Start of Block

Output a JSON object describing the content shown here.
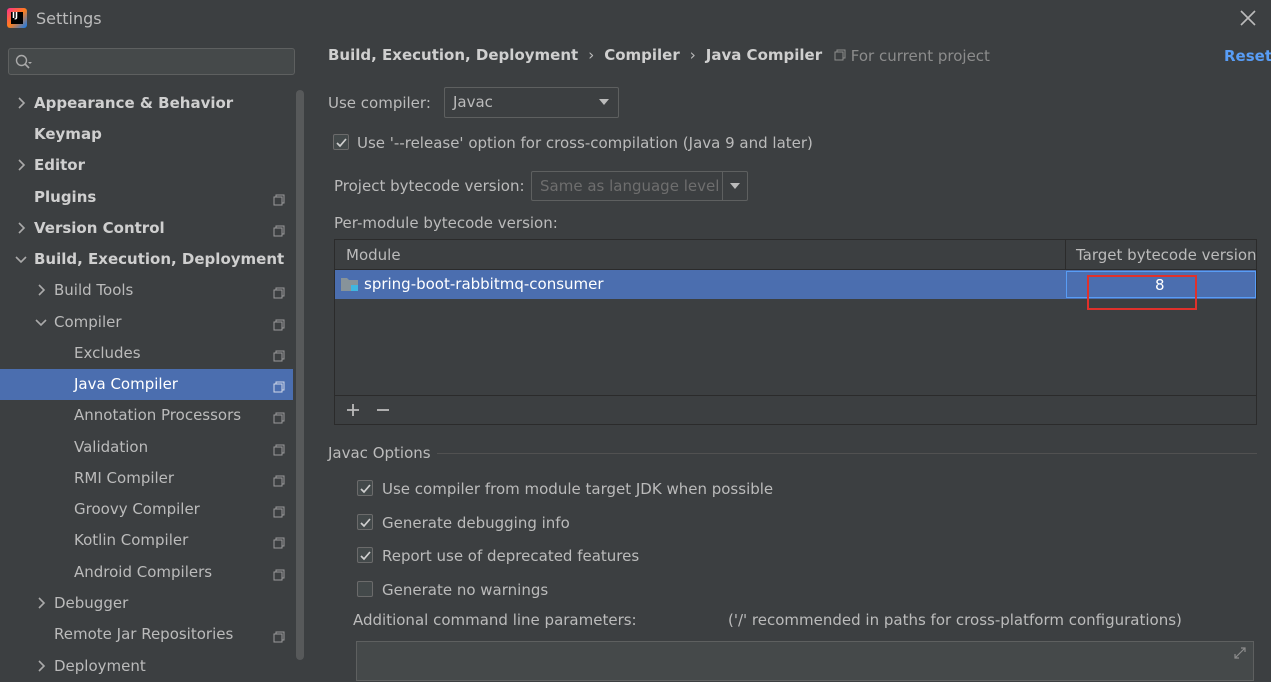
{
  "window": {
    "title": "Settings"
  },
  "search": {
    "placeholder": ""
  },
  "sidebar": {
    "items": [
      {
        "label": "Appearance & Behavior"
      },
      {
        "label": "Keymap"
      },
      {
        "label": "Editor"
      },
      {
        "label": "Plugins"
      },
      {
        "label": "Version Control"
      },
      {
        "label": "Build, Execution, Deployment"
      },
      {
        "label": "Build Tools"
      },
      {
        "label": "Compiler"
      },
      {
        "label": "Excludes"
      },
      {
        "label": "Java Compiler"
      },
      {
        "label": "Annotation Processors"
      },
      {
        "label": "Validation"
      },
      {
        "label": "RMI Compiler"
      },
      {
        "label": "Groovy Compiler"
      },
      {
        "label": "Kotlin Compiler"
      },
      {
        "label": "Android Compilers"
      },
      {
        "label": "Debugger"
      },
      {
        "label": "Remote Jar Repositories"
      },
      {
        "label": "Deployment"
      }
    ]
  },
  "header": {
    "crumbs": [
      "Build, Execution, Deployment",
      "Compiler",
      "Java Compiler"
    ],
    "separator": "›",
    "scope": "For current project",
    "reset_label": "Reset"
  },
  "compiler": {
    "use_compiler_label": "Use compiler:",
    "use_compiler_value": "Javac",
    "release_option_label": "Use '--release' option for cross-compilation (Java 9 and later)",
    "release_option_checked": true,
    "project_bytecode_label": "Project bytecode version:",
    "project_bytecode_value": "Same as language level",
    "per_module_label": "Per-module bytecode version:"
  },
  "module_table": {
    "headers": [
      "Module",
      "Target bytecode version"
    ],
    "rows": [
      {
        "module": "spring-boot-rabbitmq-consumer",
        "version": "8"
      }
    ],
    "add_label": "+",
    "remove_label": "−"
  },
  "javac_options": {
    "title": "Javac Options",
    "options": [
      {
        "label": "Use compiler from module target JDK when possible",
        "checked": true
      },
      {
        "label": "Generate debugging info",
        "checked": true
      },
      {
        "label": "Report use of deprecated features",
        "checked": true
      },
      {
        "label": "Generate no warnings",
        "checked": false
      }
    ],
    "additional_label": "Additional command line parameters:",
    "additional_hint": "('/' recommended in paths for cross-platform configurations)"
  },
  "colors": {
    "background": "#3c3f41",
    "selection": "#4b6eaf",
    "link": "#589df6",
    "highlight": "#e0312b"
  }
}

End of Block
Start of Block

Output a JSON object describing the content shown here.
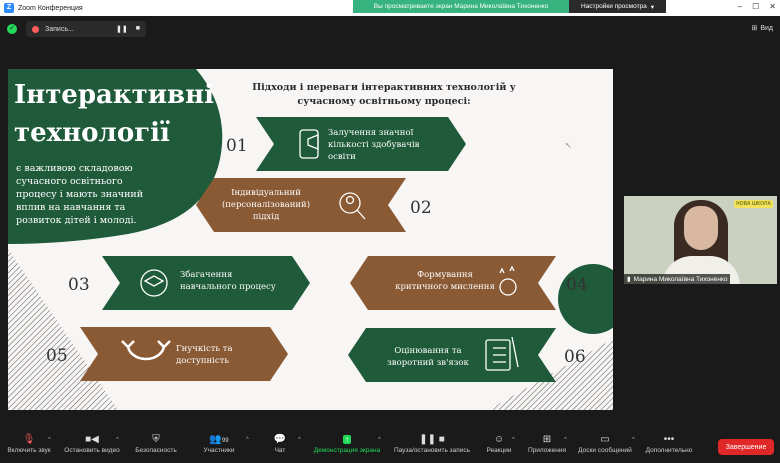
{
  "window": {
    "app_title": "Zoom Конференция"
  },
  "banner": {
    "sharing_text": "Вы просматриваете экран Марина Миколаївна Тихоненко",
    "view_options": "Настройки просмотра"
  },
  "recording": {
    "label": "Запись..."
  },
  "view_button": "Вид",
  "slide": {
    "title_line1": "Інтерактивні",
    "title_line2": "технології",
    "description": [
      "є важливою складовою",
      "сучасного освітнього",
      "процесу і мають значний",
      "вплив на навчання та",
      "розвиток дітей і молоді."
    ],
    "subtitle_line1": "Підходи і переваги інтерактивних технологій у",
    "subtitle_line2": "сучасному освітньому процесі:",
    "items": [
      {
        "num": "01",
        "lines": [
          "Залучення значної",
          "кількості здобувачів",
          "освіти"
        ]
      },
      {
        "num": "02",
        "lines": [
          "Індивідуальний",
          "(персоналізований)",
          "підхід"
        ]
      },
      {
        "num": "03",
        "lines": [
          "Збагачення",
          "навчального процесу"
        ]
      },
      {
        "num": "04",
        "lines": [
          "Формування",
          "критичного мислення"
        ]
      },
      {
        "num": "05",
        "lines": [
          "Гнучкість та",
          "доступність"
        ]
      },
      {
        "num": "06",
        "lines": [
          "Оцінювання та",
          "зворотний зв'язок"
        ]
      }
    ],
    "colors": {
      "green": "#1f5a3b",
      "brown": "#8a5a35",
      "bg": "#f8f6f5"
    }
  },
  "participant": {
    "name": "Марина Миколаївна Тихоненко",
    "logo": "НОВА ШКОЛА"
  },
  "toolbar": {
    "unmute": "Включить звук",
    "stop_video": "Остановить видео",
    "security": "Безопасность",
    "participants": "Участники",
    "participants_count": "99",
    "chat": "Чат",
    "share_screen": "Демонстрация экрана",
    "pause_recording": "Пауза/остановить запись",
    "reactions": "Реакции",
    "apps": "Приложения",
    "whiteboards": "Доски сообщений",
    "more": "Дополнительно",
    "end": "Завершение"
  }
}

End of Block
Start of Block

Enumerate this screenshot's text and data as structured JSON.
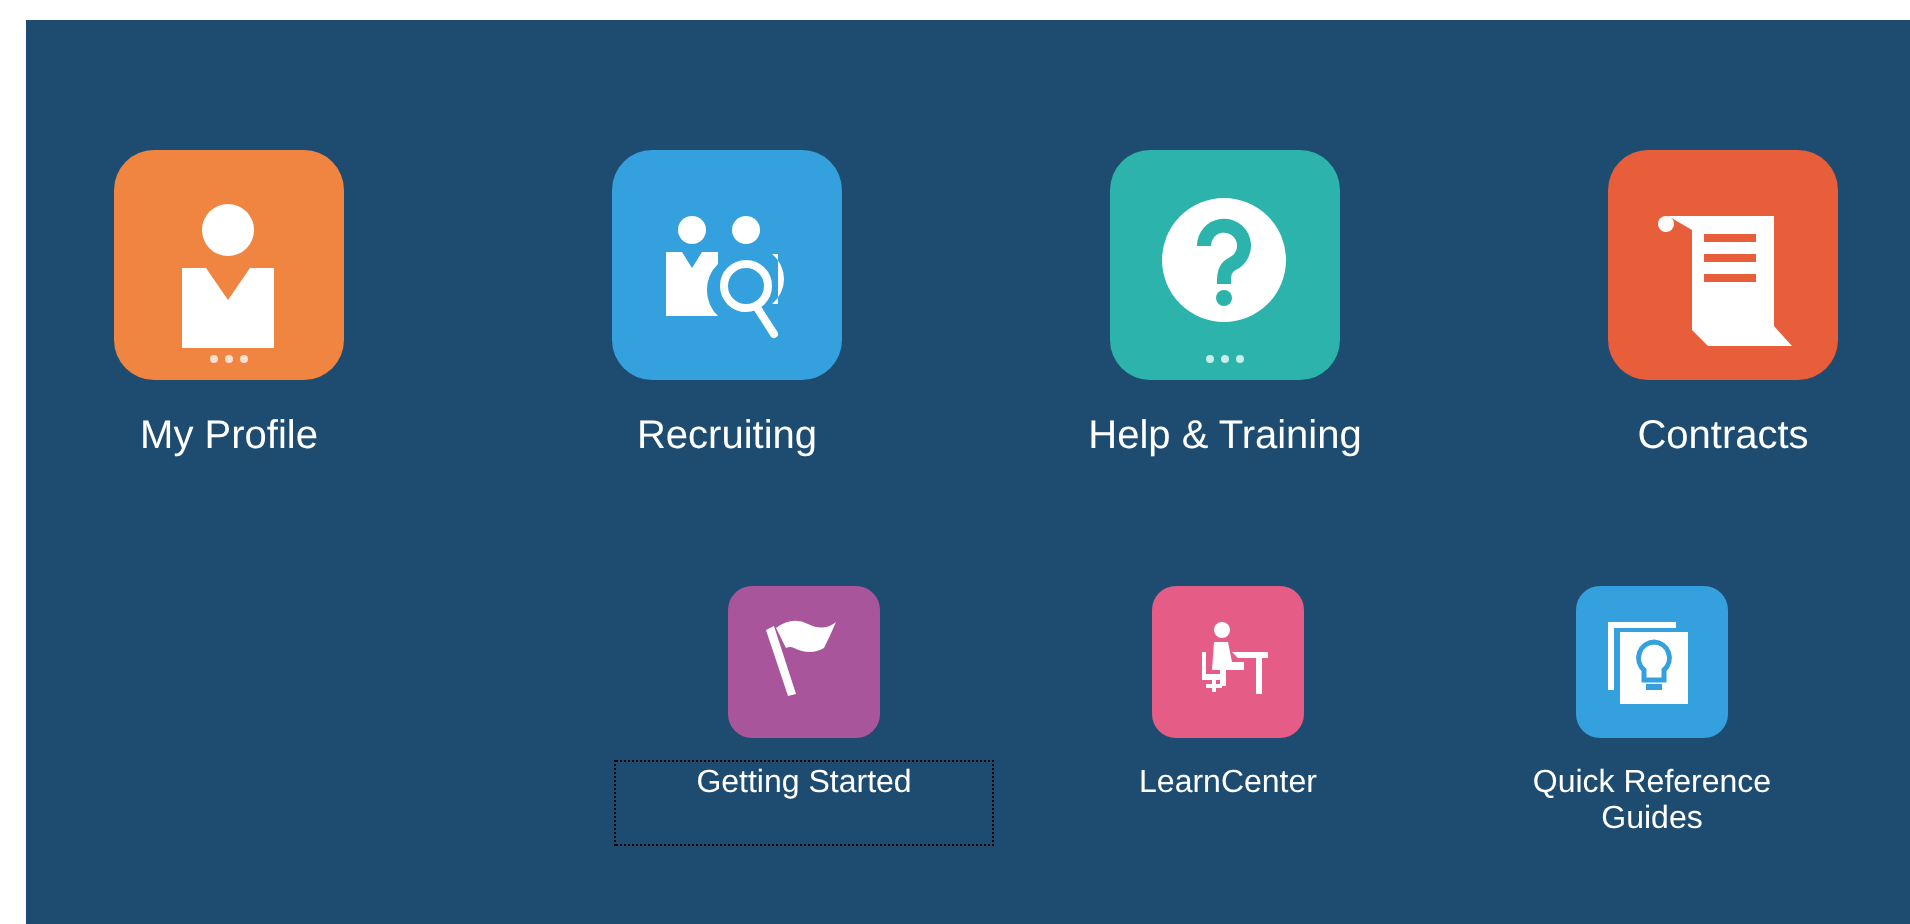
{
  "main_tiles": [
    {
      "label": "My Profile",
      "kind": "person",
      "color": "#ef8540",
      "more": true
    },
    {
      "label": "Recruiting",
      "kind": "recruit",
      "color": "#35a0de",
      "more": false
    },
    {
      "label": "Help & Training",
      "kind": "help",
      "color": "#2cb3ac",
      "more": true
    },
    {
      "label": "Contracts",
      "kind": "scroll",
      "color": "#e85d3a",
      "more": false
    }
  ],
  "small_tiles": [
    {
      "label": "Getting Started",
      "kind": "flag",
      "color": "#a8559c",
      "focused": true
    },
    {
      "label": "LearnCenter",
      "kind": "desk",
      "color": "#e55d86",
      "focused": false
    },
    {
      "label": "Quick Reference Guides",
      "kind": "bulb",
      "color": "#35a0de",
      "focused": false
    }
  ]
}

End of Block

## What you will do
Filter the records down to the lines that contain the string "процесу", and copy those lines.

## Answer for this exercise
      "процесу і мають значний",
          "навчального процесу"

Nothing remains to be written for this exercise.